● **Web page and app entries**
[Start of section]
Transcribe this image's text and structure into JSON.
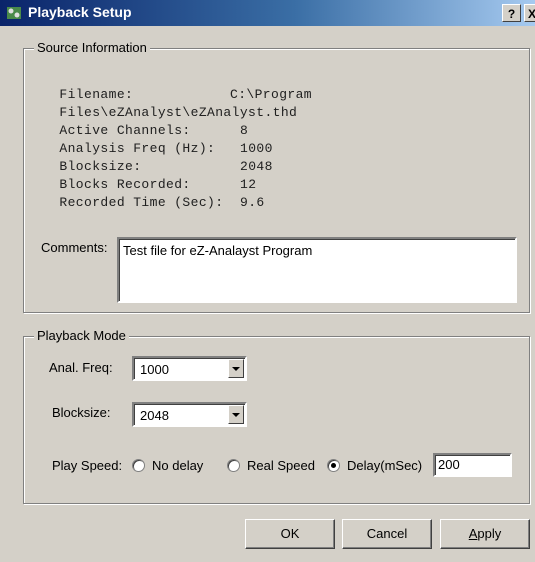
{
  "window": {
    "title": "Playback Setup",
    "help_label": "?",
    "close_label": "X"
  },
  "source_info": {
    "legend": "Source Information",
    "rows": [
      {
        "label": "Filename:",
        "value": "C:\\Program"
      },
      {
        "label": "Files\\eZAnalyst\\eZAnalyst.thd",
        "value": ""
      },
      {
        "label": "Active Channels:",
        "value": "8"
      },
      {
        "label": "Analysis Freq (Hz):",
        "value": "1000"
      },
      {
        "label": "Blocksize:",
        "value": "2048"
      },
      {
        "label": "Blocks Recorded:",
        "value": "12"
      },
      {
        "label": "Recorded Time (Sec):",
        "value": "9.6"
      }
    ],
    "comments_label": "Comments:",
    "comments_value": "Test file for eZ-Analayst Program"
  },
  "playback_mode": {
    "legend": "Playback Mode",
    "anal_freq_label": "Anal. Freq:",
    "anal_freq_value": "1000",
    "blocksize_label": "Blocksize:",
    "blocksize_value": "2048",
    "play_speed_label": "Play Speed:",
    "options": [
      "No delay",
      "Real Speed",
      "Delay(mSec)"
    ],
    "selected_option": "Delay(mSec)",
    "delay_value": "200"
  },
  "buttons": {
    "ok": "OK",
    "cancel": "Cancel",
    "apply_rest": "pply",
    "apply_accel": "A"
  }
}
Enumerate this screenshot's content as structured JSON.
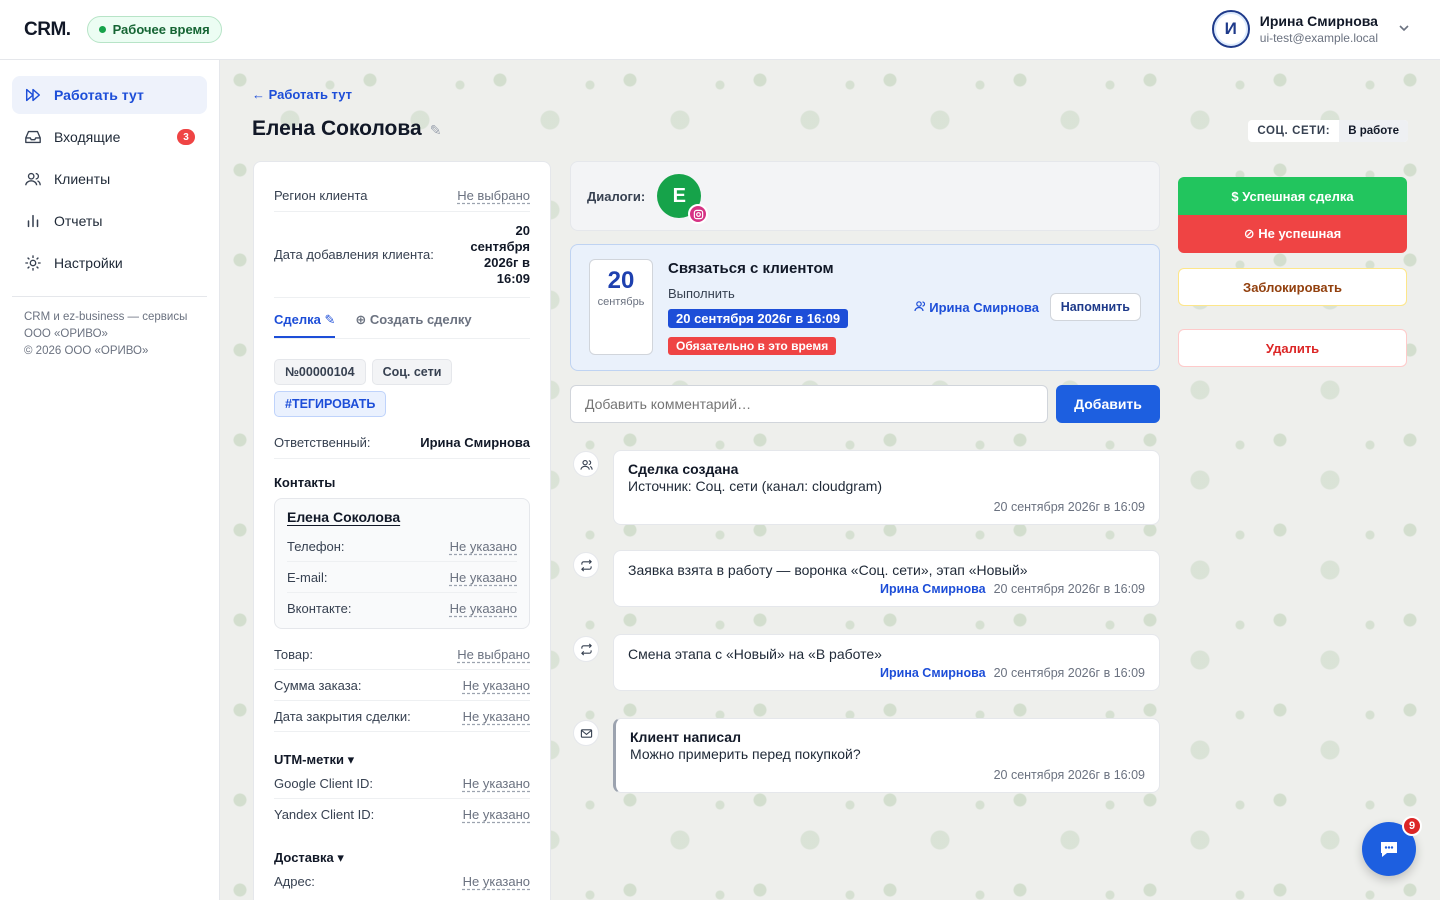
{
  "header": {
    "logo": "CRM.",
    "work_status": "Рабочее время",
    "user": {
      "initial": "И",
      "name": "Ирина Смирнова",
      "email": "ui-test@example.local"
    }
  },
  "sidebar": {
    "items": [
      {
        "label": "Работать тут",
        "icon": "fast-forward-icon",
        "active": true
      },
      {
        "label": "Входящие",
        "icon": "inbox-icon",
        "badge": "3"
      },
      {
        "label": "Клиенты",
        "icon": "users-icon"
      },
      {
        "label": "Отчеты",
        "icon": "bar-chart-icon"
      },
      {
        "label": "Настройки",
        "icon": "gear-icon"
      }
    ],
    "footer": [
      "CRM и ez-business — сервисы",
      "ООО «ОРИВО»",
      "© 2026 ООО «ОРИВО»"
    ]
  },
  "page": {
    "back": "← Работать тут",
    "title": "Елена Соколова",
    "status_key": "СОЦ. СЕТИ:",
    "status_value": "В работе"
  },
  "client": {
    "region_label": "Регион клиента",
    "region_value": "Не выбрано",
    "added_label": "Дата добавления клиента:",
    "added_value": "20 сентября 2026г в 16:09",
    "tab_deal": "Сделка ✎",
    "tab_create": "⊕ Создать сделку",
    "chips": [
      "№00000104",
      "Соц. сети"
    ],
    "tag": "#ТЕГИРОВАТЬ",
    "responsible_label": "Ответственный:",
    "responsible_value": "Ирина Смирнова",
    "contacts_title": "Контакты",
    "contact": {
      "name": "Елена Соколова",
      "phone_label": "Телефон:",
      "phone": "Не указано",
      "email_label": "E-mail:",
      "email": "Не указано",
      "vk_label": "Вконтакте:",
      "vk": "Не указано"
    },
    "product_label": "Товар:",
    "product": "Не выбрано",
    "sum_label": "Сумма заказа:",
    "sum": "Не указано",
    "close_label": "Дата закрытия сделки:",
    "close": "Не указано",
    "utm_title": "UTM-метки ▾",
    "gcid_label": "Google Client ID:",
    "gcid": "Не указано",
    "ycid_label": "Yandex Client ID:",
    "ycid": "Не указано",
    "delivery_title": "Доставка ▾",
    "address_label": "Адрес:",
    "address": "Не указано"
  },
  "dialogs": {
    "label": "Диалоги:",
    "avatar": "Е"
  },
  "task": {
    "day": "20",
    "month": "сентябрь",
    "title": "Связаться с клиентом",
    "sub": "Выполнить",
    "date": "20 сентября 2026г в 16:09",
    "must": "Обязательно в это время",
    "user": "Ирина Смирнова",
    "remind": "Напомнить"
  },
  "comment": {
    "placeholder": "Добавить комментарий…",
    "add": "Добавить"
  },
  "events": [
    {
      "title": "Сделка создана",
      "text": "Источник: Соц. сети (канал: cloudgram)",
      "who": "",
      "time": "20 сентября 2026г в 16:09"
    },
    {
      "title": "",
      "text": "Заявка взята в работу — воронка «Соц. сети», этап «Новый»",
      "who": "Ирина Смирнова",
      "time": "20 сентября 2026г в 16:09"
    },
    {
      "title": "",
      "text": "Смена этапа с «Новый» на «В работе»",
      "who": "Ирина Смирнова",
      "time": "20 сентября 2026г в 16:09"
    },
    {
      "title": "Клиент написал",
      "text": "Можно примерить перед покупкой?",
      "who": "",
      "time": "20 сентября 2026г в 16:09"
    }
  ],
  "actions": {
    "success": "$ Успешная сделка",
    "fail": "⊘ Не успешная",
    "block": "Заблокировать",
    "delete": "Удалить"
  },
  "chat": {
    "count": "9"
  }
}
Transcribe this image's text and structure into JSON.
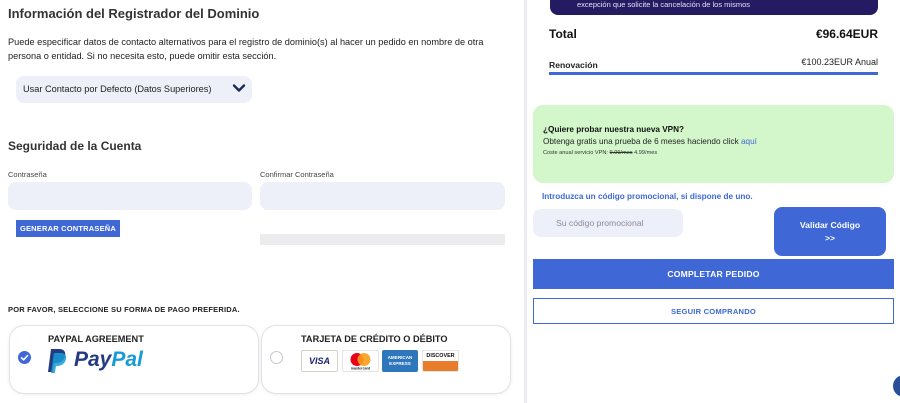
{
  "registrant": {
    "title": "Información del Registrador del Dominio",
    "description": "Puede especificar datos de contacto alternativos para el registro de dominio(s) al hacer un pedido en nombre de otra persona o entidad. Si no necesita esto, puede omitir esta sección.",
    "contact_select": "Usar Contacto por Defecto (Datos Superiores)"
  },
  "security": {
    "title": "Seguridad de la Cuenta",
    "password_label": "Contraseña",
    "confirm_label": "Confirmar Contraseña",
    "generate_button": "GENERAR CONTRASEÑA"
  },
  "payment": {
    "title": "POR FAVOR, SELECCIONE SU FORMA DE PAGO PREFERIDA.",
    "options": [
      {
        "label": "PAYPAL AGREEMENT",
        "selected": true,
        "logo_text_1": "Pay",
        "logo_text_2": "Pal"
      },
      {
        "label": "TARJETA DE CRÉDITO O DÉBITO",
        "selected": false
      }
    ],
    "cards": [
      {
        "name": "visa-logo",
        "text": "VISA",
        "color": "#1a1f71"
      },
      {
        "name": "mastercard-logo",
        "text": "mastercard",
        "color": "#ffffff"
      },
      {
        "name": "amex-logo",
        "text": "AMERICAN EXPRESS",
        "color": "#2e77bc"
      },
      {
        "name": "discover-logo",
        "text": "DISCOVER",
        "color": "#e87c2a"
      }
    ]
  },
  "summary": {
    "banner_text": "excepción que solicite la cancelación de los mismos",
    "total_label": "Total",
    "total_value": "€96.64EUR",
    "renewal_label": "Renovación",
    "renewal_value": "€100.23EUR Anual"
  },
  "vpn": {
    "question": "¿Quiere probar nuestra nueva VPN?",
    "line": "Obtenga gratis una prueba de 6 meses haciendo click",
    "link": "aquí",
    "small_prefix": "Coste anual servicio VPN:",
    "old_price": "9.99/mes",
    "new_price": "4.99/mes"
  },
  "promo": {
    "hint": "Introduzca un código promocional, si dispone de uno.",
    "placeholder": "Su código promocional",
    "validate_label": "Validar Código",
    "validate_arrow": ">>"
  },
  "actions": {
    "complete": "COMPLETAR PEDIDO",
    "continue": "SEGUIR COMPRANDO"
  },
  "colors": {
    "accent": "#3f68d6",
    "banner": "#241b63",
    "vpn_bg": "#d3f7cb"
  }
}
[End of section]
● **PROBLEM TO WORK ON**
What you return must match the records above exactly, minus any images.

● **RESPONSE FOR THIS EXERCISE**
Transcribe this image's text and structure into JSON.
{
  "window": {
    "title": "Playback Setup",
    "help_label": "?",
    "close_label": "X"
  },
  "source_info": {
    "legend": "Source Information",
    "rows": [
      {
        "label": "Filename:",
        "value": "C:\\Program"
      },
      {
        "label": "Files\\eZAnalyst\\eZAnalyst.thd",
        "value": ""
      },
      {
        "label": "Active Channels:",
        "value": "8"
      },
      {
        "label": "Analysis Freq (Hz):",
        "value": "1000"
      },
      {
        "label": "Blocksize:",
        "value": "2048"
      },
      {
        "label": "Blocks Recorded:",
        "value": "12"
      },
      {
        "label": "Recorded Time (Sec):",
        "value": "9.6"
      }
    ],
    "comments_label": "Comments:",
    "comments_value": "Test file for eZ-Analayst Program"
  },
  "playback_mode": {
    "legend": "Playback Mode",
    "anal_freq_label": "Anal. Freq:",
    "anal_freq_value": "1000",
    "blocksize_label": "Blocksize:",
    "blocksize_value": "2048",
    "play_speed_label": "Play Speed:",
    "options": [
      "No delay",
      "Real Speed",
      "Delay(mSec)"
    ],
    "selected_option": "Delay(mSec)",
    "delay_value": "200"
  },
  "buttons": {
    "ok": "OK",
    "cancel": "Cancel",
    "apply_rest": "pply",
    "apply_accel": "A"
  }
}
Enumerate this screenshot's content as structured JSON.
{
  "header": {
    "logo": "CRM.",
    "work_status": "Рабочее время",
    "user": {
      "initial": "И",
      "name": "Ирина Смирнова",
      "email": "ui-test@example.local"
    }
  },
  "sidebar": {
    "items": [
      {
        "label": "Работать тут",
        "icon": "fast-forward-icon",
        "active": true
      },
      {
        "label": "Входящие",
        "icon": "inbox-icon",
        "badge": "3"
      },
      {
        "label": "Клиенты",
        "icon": "users-icon"
      },
      {
        "label": "Отчеты",
        "icon": "bar-chart-icon"
      },
      {
        "label": "Настройки",
        "icon": "gear-icon"
      }
    ],
    "footer": [
      "CRM и ez-business — сервисы",
      "ООО «ОРИВО»",
      "© 2026 ООО «ОРИВО»"
    ]
  },
  "page": {
    "back": "← Работать тут",
    "title": "Елена Соколова",
    "status_key": "СОЦ. СЕТИ:",
    "status_value": "В работе"
  },
  "client": {
    "region_label": "Регион клиента",
    "region_value": "Не выбрано",
    "added_label": "Дата добавления клиента:",
    "added_value": "20 сентября 2026г в 16:09",
    "tab_deal": "Сделка ✎",
    "tab_create": "⊕ Создать сделку",
    "chips": [
      "№00000104",
      "Соц. сети"
    ],
    "tag": "#ТЕГИРОВАТЬ",
    "responsible_label": "Ответственный:",
    "responsible_value": "Ирина Смирнова",
    "contacts_title": "Контакты",
    "contact": {
      "name": "Елена Соколова",
      "phone_label": "Телефон:",
      "phone": "Не указано",
      "email_label": "E-mail:",
      "email": "Не указано",
      "vk_label": "Вконтакте:",
      "vk": "Не указано"
    },
    "product_label": "Товар:",
    "product": "Не выбрано",
    "sum_label": "Сумма заказа:",
    "sum": "Не указано",
    "close_label": "Дата закрытия сделки:",
    "close": "Не указано",
    "utm_title": "UTM-метки ▾",
    "gcid_label": "Google Client ID:",
    "gcid": "Не указано",
    "ycid_label": "Yandex Client ID:",
    "ycid": "Не указано",
    "delivery_title": "Доставка ▾",
    "address_label": "Адрес:",
    "address": "Не указано"
  },
  "dialogs": {
    "label": "Диалоги:",
    "avatar": "Е"
  },
  "task": {
    "day": "20",
    "month": "сентябрь",
    "title": "Связаться с клиентом",
    "sub": "Выполнить",
    "date": "20 сентября 2026г в 16:09",
    "must": "Обязательно в это время",
    "user": "Ирина Смирнова",
    "remind": "Напомнить"
  },
  "comment": {
    "placeholder": "Добавить комментарий…",
    "add": "Добавить"
  },
  "events": [
    {
      "title": "Сделка создана",
      "text": "Источник: Соц. сети (канал: cloudgram)",
      "who": "",
      "time": "20 сентября 2026г в 16:09"
    },
    {
      "title": "",
      "text": "Заявка взята в работу — воронка «Соц. сети», этап «Новый»",
      "who": "Ирина Смирнова",
      "time": "20 сентября 2026г в 16:09"
    },
    {
      "title": "",
      "text": "Смена этапа с «Новый» на «В работе»",
      "who": "Ирина Смирнова",
      "time": "20 сентября 2026г в 16:09"
    },
    {
      "title": "Клиент написал",
      "text": "Можно примерить перед покупкой?",
      "who": "",
      "time": "20 сентября 2026г в 16:09"
    }
  ],
  "actions": {
    "success": "$ Успешная сделка",
    "fail": "⊘ Не успешная",
    "block": "Заблокировать",
    "delete": "Удалить"
  },
  "chat": {
    "count": "9"
  }
}
Transcribe this image's text and structure into JSON.
{
  "registrant": {
    "title": "Información del Registrador del Dominio",
    "description": "Puede especificar datos de contacto alternativos para el registro de dominio(s) al hacer un pedido en nombre de otra persona o entidad. Si no necesita esto, puede omitir esta sección.",
    "contact_select": "Usar Contacto por Defecto (Datos Superiores)"
  },
  "security": {
    "title": "Seguridad de la Cuenta",
    "password_label": "Contraseña",
    "confirm_label": "Confirmar Contraseña",
    "generate_button": "GENERAR CONTRASEÑA"
  },
  "payment": {
    "title": "POR FAVOR, SELECCIONE SU FORMA DE PAGO PREFERIDA.",
    "options": [
      {
        "label": "PAYPAL AGREEMENT",
        "selected": true,
        "logo_text_1": "Pay",
        "logo_text_2": "Pal"
      },
      {
        "label": "TARJETA DE CRÉDITO O DÉBITO",
        "selected": false
      }
    ],
    "cards": [
      {
        "name": "visa-logo",
        "text": "VISA",
        "color": "#1a1f71"
      },
      {
        "name": "mastercard-logo",
        "text": "mastercard",
        "color": "#ffffff"
      },
      {
        "name": "amex-logo",
        "text": "AMERICAN EXPRESS",
        "color": "#2e77bc"
      },
      {
        "name": "discover-logo",
        "text": "DISCOVER",
        "color": "#e87c2a"
      }
    ]
  },
  "summary": {
    "banner_text": "excepción que solicite la cancelación de los mismos",
    "total_label": "Total",
    "total_value": "€96.64EUR",
    "renewal_label": "Renovación",
    "renewal_value": "€100.23EUR Anual"
  },
  "vpn": {
    "question": "¿Quiere probar nuestra nueva VPN?",
    "line": "Obtenga gratis una prueba de 6 meses haciendo click",
    "link": "aquí",
    "small_prefix": "Coste anual servicio VPN:",
    "old_price": "9.99/mes",
    "new_price": "4.99/mes"
  },
  "promo": {
    "hint": "Introduzca un código promocional, si dispone de uno.",
    "placeholder": "Su código promocional",
    "validate_label": "Validar Código",
    "validate_arrow": ">>"
  },
  "actions": {
    "complete": "COMPLETAR PEDIDO",
    "continue": "SEGUIR COMPRANDO"
  },
  "colors": {
    "accent": "#3f68d6",
    "banner": "#241b63",
    "vpn_bg": "#d3f7cb"
  }
}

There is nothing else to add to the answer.